EXERCISE INSTRUCTIONS –
Without the pictures, set down the records below word for word.

DATA TO EXAMINE –

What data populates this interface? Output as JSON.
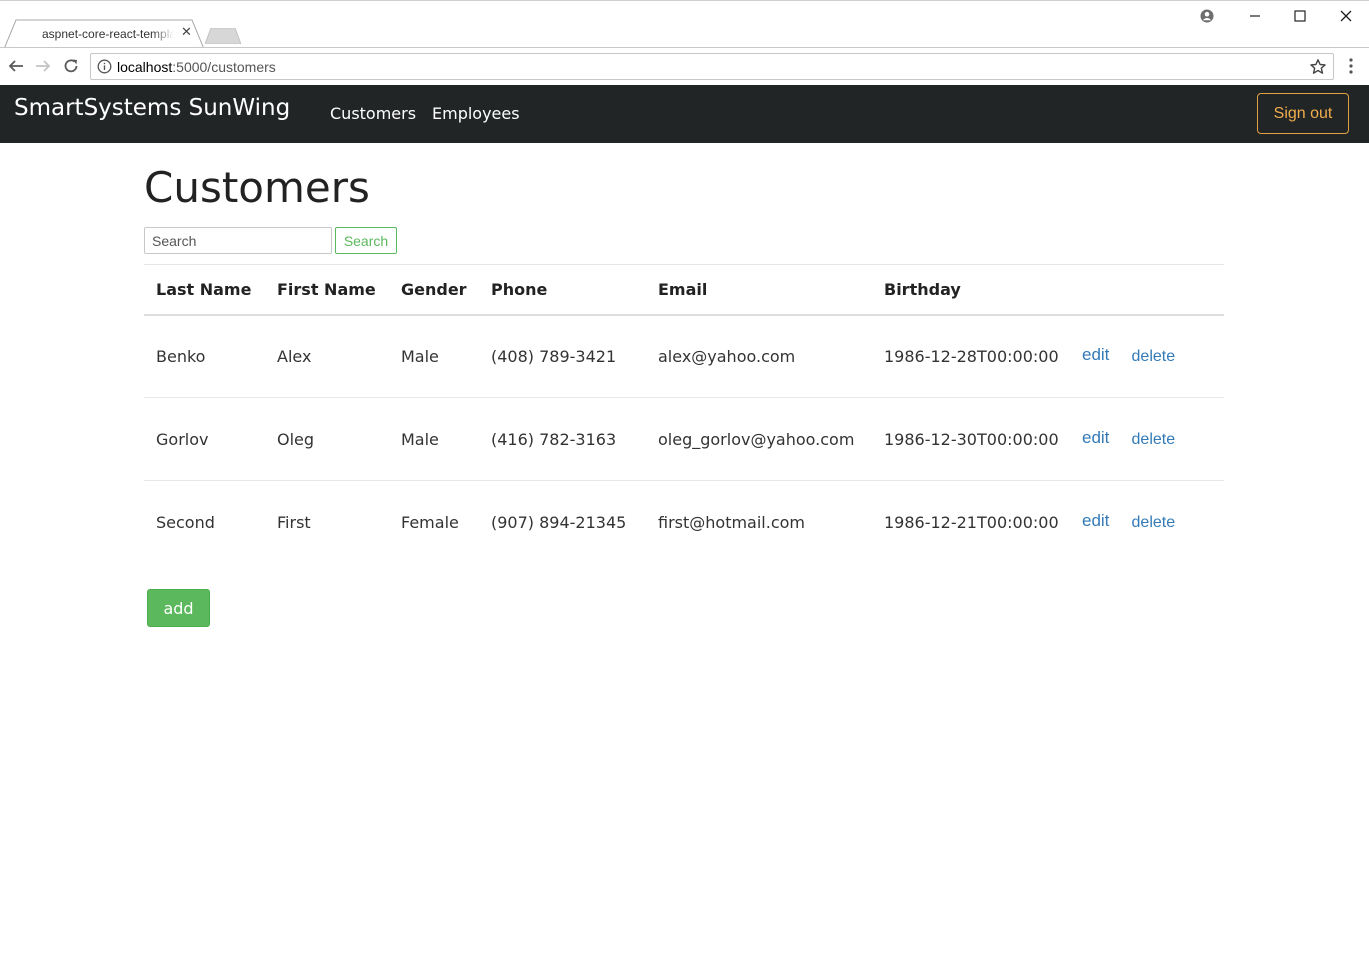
{
  "browser": {
    "tab_title": "aspnet-core-react-template",
    "url_host": "localhost",
    "url_path": ":5000/customers"
  },
  "navbar": {
    "brand": "SmartSystems SunWing",
    "links": [
      "Customers",
      "Employees"
    ],
    "signout_label": "Sign out",
    "colors": {
      "background": "#222526",
      "signout": "#f0ad4e"
    }
  },
  "main": {
    "title": "Customers",
    "search": {
      "placeholder": "Search",
      "button_label": "Search"
    },
    "table": {
      "headers": [
        "Last Name",
        "First Name",
        "Gender",
        "Phone",
        "Email",
        "Birthday"
      ],
      "rows": [
        {
          "last": "Benko",
          "first": "Alex",
          "gender": "Male",
          "phone": "(408) 789-3421",
          "email": "alex@yahoo.com",
          "birthday": "1986-12-28T00:00:00",
          "edit": "edit",
          "delete": "delete"
        },
        {
          "last": "Gorlov",
          "first": "Oleg",
          "gender": "Male",
          "phone": "(416) 782-3163",
          "email": "oleg_gorlov@yahoo.com",
          "birthday": "1986-12-30T00:00:00",
          "edit": "edit",
          "delete": "delete"
        },
        {
          "last": "Second",
          "first": "First",
          "gender": "Female",
          "phone": "(907) 894-21345",
          "email": "first@hotmail.com",
          "birthday": "1986-12-21T00:00:00",
          "edit": "edit",
          "delete": "delete"
        }
      ]
    },
    "add_label": "add",
    "colors": {
      "link": "#337ab7",
      "success": "#5cb85c"
    }
  }
}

YOUR SOLUTION –
What data populates this interface? Output as JSON.
{
  "browser": {
    "tab_title": "aspnet-core-react-template",
    "url_host": "localhost",
    "url_path": ":5000/customers"
  },
  "navbar": {
    "brand": "SmartSystems SunWing",
    "links": [
      "Customers",
      "Employees"
    ],
    "signout_label": "Sign out",
    "colors": {
      "background": "#222526",
      "signout": "#f0ad4e"
    }
  },
  "main": {
    "title": "Customers",
    "search": {
      "placeholder": "Search",
      "button_label": "Search"
    },
    "table": {
      "headers": [
        "Last Name",
        "First Name",
        "Gender",
        "Phone",
        "Email",
        "Birthday"
      ],
      "rows": [
        {
          "last": "Benko",
          "first": "Alex",
          "gender": "Male",
          "phone": "(408) 789-3421",
          "email": "alex@yahoo.com",
          "birthday": "1986-12-28T00:00:00",
          "edit": "edit",
          "delete": "delete"
        },
        {
          "last": "Gorlov",
          "first": "Oleg",
          "gender": "Male",
          "phone": "(416) 782-3163",
          "email": "oleg_gorlov@yahoo.com",
          "birthday": "1986-12-30T00:00:00",
          "edit": "edit",
          "delete": "delete"
        },
        {
          "last": "Second",
          "first": "First",
          "gender": "Female",
          "phone": "(907) 894-21345",
          "email": "first@hotmail.com",
          "birthday": "1986-12-21T00:00:00",
          "edit": "edit",
          "delete": "delete"
        }
      ]
    },
    "add_label": "add",
    "colors": {
      "link": "#337ab7",
      "success": "#5cb85c"
    }
  }
}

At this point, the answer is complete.